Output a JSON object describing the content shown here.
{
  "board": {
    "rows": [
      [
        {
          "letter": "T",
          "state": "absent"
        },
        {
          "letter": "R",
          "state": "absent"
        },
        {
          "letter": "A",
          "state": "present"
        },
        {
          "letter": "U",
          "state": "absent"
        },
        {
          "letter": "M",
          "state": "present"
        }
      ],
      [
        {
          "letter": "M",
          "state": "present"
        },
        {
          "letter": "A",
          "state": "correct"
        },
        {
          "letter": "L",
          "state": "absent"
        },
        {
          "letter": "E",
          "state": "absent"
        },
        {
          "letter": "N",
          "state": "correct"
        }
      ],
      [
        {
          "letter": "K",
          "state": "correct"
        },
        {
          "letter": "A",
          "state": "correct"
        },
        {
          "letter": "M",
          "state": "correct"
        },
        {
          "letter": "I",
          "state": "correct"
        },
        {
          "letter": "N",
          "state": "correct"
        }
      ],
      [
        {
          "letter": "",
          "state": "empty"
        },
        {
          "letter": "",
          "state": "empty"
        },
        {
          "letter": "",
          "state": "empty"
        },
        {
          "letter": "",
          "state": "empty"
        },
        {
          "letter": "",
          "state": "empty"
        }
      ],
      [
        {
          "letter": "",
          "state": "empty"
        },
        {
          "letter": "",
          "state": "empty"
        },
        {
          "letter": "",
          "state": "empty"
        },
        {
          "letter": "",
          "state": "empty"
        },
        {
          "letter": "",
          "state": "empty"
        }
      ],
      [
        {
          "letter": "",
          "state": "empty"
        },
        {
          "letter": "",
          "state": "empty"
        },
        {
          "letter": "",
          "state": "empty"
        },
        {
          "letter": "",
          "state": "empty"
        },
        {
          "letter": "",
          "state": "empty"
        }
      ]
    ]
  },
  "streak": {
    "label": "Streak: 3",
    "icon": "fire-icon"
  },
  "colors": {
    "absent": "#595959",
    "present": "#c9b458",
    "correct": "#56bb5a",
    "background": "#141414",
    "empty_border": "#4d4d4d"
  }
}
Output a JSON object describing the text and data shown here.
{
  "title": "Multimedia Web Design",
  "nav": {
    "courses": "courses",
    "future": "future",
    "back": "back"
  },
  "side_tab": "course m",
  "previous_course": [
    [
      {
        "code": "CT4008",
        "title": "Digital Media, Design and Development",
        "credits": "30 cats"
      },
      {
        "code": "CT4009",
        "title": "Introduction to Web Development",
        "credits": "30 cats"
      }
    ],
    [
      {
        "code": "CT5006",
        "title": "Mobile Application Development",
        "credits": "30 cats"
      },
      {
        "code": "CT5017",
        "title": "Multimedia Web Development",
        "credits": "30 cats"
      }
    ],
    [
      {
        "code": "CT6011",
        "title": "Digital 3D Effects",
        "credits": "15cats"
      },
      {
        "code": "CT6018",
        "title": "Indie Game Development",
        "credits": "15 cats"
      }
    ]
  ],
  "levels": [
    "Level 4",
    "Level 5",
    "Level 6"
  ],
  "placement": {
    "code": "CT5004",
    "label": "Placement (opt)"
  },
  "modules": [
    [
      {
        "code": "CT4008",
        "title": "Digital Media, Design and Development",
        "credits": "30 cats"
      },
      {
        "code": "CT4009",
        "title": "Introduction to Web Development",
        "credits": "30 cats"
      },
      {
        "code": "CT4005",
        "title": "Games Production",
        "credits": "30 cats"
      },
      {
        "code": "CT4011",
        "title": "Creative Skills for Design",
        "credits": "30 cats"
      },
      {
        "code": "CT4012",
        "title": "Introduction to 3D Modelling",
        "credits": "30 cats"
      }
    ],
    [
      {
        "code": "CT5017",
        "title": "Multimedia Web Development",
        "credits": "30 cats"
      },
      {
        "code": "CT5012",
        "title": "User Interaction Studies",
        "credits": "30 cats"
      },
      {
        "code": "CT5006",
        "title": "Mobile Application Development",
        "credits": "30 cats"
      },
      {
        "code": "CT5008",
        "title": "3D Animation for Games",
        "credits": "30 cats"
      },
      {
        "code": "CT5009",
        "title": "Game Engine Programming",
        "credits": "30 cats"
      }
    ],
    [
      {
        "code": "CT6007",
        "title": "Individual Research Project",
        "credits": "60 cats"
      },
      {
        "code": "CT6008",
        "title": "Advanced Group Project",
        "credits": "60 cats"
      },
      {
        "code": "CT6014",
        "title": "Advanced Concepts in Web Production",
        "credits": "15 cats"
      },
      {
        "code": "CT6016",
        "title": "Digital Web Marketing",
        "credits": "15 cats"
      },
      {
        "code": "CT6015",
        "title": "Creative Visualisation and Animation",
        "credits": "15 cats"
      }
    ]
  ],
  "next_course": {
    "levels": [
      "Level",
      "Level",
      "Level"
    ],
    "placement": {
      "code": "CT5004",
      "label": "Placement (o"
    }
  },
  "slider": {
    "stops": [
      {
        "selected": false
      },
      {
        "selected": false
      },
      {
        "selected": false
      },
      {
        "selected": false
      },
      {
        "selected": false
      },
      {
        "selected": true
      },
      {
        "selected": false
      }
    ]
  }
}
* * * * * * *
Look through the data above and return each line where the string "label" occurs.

▶ _Written answer_
    "label": "Streak: 3",
    "label": "Placement (opt)"
      "label": "Placement (o"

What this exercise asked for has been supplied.